(Material for this task begins)

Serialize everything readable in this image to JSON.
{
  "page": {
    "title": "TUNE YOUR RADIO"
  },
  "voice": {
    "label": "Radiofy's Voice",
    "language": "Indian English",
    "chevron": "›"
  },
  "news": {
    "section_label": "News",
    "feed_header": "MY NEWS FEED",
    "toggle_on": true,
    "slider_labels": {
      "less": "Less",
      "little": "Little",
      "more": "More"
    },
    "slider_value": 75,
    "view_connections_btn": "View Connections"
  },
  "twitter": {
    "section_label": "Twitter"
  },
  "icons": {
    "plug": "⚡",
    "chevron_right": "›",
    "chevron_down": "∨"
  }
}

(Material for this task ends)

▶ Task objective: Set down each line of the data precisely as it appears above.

▶ Solution:
Serialize everything readable in this image to JSON.
{
  "page": {
    "title": "TUNE YOUR RADIO"
  },
  "voice": {
    "label": "Radiofy's Voice",
    "language": "Indian English",
    "chevron": "›"
  },
  "news": {
    "section_label": "News",
    "feed_header": "MY NEWS FEED",
    "toggle_on": true,
    "slider_labels": {
      "less": "Less",
      "little": "Little",
      "more": "More"
    },
    "slider_value": 75,
    "view_connections_btn": "View Connections"
  },
  "twitter": {
    "section_label": "Twitter"
  },
  "icons": {
    "plug": "⚡",
    "chevron_right": "›",
    "chevron_down": "∨"
  }
}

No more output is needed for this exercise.